Jill on the A272 had a lovely fortnight every summer in her grandparents’ two up two down terraced house in a Lancashire mill. She also stayed with her other grandparents in East Wittering in Sussex at their former coastguard’s house – “wonderful beaches, cousins to play with, Granny’s wonderful cooking and Granddad to help in the garden”. Just Barbara also spent holidays with her grandparents – in County Down. The sea was at the end of the street and she remembers being given far more freedom than at home and … the sun always seemed to shine.
Trish@Somerset spent years going to what was then a small campsite at Sandy Bay in Exmouth. Her parents and some friends owned a couple of the caravans there and rented them out, so they went to check the caravans and enjoy a weekend or week away. “It was glorious there with a deserted beach with loads of rock pools to investigate”. There was a cliff top walk with fields behind where she would sit for hours reading a book, and a tree-lined path called Smugglers Walk where she used to play.
Some of us reminisced about our first trips abroad. Mine was to Lloret de Mar in 1967. On the way out, the plane forgot some of our luggage and we had to return to Luton to get it. We finally arrived in Barcelona at four in the morning. Valice’s first foray abroad was in 1965, to Majorca on honeymoon, next was to Yugoslavia in 1967, then Germany in 1969. She then went to live in Kenya for 7 years in 1971. Michael doesn’t remember his first trip – he was only 18 months old. His best memories are of his first solo trip, to Germany, Austria and the Czech Republic in summer 2004. Anne in Carlisle’s first trip overseas was to Iceland.
The very first time Astro Lady went abroad in 1998 was on a ferry from Hull to Rotterdam and then on to Filsen in Germany where they were not at all impressed with the manners of the manager/owner and felt they would have preferred staying at Fawlty Towers! She is terrified of water and despite having eight double sherries she still felt stone-cold sober. On top of all that, the sea was choppy and she was a nervous wreck and didn’t sleep a wink all night. Five days later it was all repeated and she vowed never to take another ferry trip. In complete contrast, the following year she and her husband flew to Menorca – this time with the aid of only two sherries. She’s been flying every year since and loves it.
Going back to earlier times, Velma’s great grandmother went on a cruise with her daughter in the 1930s on what Velma believes may have been the Queen Mary. Velma has seen a photo of her in a chef’s outfit for an on board fancy dress competition – and she won! It must have been a real adventure for them both.

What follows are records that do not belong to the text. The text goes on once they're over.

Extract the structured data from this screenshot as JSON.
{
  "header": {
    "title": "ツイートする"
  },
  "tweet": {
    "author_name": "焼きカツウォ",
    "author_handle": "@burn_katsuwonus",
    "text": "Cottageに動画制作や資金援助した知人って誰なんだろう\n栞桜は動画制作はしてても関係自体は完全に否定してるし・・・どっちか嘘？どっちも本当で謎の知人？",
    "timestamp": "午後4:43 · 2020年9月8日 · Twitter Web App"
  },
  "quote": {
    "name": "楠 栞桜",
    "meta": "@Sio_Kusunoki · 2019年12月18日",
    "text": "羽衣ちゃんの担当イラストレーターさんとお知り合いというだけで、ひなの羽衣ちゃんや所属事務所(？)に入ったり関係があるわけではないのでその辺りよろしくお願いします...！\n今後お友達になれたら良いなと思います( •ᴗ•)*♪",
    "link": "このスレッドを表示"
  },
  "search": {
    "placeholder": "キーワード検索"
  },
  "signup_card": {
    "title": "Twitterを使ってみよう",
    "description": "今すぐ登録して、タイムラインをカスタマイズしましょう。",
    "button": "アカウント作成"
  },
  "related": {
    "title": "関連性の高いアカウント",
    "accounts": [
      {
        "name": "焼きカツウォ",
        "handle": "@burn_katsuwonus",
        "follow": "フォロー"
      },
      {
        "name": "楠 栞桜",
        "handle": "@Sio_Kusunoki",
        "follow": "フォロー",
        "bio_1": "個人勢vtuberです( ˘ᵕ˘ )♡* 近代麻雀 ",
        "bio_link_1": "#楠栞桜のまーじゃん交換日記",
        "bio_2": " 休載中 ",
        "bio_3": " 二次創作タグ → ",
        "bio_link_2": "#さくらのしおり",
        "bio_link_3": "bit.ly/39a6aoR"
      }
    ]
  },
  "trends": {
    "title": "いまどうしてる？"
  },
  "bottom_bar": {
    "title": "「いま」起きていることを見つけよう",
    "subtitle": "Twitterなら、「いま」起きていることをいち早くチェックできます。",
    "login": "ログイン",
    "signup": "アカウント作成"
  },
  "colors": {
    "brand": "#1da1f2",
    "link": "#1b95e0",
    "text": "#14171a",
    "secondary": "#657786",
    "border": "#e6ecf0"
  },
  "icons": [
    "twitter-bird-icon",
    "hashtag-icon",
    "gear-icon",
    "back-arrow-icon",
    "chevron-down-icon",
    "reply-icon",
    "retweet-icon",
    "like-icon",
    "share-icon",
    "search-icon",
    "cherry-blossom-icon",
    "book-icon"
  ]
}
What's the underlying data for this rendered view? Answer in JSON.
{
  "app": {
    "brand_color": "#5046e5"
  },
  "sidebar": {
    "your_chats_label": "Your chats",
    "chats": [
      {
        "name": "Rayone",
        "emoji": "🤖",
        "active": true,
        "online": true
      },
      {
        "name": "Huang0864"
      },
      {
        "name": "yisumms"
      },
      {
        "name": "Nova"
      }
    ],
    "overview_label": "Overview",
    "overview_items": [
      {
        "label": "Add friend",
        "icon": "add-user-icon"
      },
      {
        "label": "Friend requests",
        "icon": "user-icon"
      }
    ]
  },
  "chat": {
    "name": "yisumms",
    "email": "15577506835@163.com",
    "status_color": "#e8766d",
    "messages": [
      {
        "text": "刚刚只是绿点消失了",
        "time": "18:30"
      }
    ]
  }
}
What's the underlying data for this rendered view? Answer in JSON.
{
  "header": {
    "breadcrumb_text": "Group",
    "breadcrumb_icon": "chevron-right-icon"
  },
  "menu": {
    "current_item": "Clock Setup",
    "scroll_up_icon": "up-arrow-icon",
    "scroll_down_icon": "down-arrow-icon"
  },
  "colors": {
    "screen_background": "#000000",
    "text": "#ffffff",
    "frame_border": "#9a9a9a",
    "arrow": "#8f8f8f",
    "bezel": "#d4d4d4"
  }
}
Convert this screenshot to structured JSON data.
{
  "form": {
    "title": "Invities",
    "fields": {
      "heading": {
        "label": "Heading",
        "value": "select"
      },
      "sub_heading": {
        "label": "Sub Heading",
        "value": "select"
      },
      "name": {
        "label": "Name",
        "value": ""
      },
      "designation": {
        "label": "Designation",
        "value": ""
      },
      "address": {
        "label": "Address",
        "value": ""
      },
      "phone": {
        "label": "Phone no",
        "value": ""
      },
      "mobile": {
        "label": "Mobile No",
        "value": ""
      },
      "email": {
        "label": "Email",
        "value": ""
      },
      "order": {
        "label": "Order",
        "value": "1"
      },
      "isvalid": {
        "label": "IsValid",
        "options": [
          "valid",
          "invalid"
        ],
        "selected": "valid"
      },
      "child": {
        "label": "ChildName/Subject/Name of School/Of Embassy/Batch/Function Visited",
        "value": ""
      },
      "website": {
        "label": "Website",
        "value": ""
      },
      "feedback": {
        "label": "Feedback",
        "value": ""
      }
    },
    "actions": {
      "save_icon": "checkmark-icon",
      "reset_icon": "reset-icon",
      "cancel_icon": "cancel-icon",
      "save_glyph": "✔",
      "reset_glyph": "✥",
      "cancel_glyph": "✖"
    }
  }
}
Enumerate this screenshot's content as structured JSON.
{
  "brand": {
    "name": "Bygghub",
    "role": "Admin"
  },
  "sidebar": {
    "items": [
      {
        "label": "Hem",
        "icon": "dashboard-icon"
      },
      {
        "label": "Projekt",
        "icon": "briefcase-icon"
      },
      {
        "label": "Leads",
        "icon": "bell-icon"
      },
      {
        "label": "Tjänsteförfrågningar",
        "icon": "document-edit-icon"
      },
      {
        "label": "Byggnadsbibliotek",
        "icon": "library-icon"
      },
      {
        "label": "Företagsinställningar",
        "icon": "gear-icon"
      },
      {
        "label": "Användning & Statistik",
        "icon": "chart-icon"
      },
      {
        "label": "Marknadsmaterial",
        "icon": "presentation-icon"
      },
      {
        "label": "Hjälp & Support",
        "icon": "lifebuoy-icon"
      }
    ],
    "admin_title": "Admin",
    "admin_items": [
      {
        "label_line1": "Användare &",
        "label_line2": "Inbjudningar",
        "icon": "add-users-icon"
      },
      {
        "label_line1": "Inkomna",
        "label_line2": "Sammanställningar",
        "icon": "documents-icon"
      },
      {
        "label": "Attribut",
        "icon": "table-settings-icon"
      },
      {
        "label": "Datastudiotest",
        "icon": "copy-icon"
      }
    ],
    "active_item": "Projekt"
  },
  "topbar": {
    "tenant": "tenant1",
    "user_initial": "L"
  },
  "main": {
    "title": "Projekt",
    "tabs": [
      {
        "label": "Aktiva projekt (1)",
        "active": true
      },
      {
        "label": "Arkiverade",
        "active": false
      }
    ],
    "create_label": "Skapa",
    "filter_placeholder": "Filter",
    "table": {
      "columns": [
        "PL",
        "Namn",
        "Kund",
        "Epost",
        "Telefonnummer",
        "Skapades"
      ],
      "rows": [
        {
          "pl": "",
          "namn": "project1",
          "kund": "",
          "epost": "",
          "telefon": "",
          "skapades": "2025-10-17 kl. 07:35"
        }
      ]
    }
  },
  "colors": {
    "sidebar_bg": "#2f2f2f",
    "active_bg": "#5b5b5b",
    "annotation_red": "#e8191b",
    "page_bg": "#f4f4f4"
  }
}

Anne of Carlisle took us back to the 1920s with pictures of her dad’s family in Margate. Penelope’s grandparents and great grandparents ran a dairy and they never got holidays, just a day off now and then. She posted pictures of them on the beach at Bridlington. Note the jacket and waistcoat and tie, even on the beach.
We all seem to have happy memories of our childhood holidays, the vast majority of which were spent somewhere in the British Isles. The sun nearly always shone and the days seemed endless. The advent of cheap air fares in recent years has meant more opportunities to holiday abroad and our children and many families today travel much further afield to find sunshine and sandy beaches – a far cry from the seaside holidays our parents and grandparents knew. When they look back over the years, will our children be as nostalgic about their holidays as we are now? Probably.
© jenoco 2009
Summer Holiday Nostalgia
Butlins Memories – includes Warners, Pontins and other camps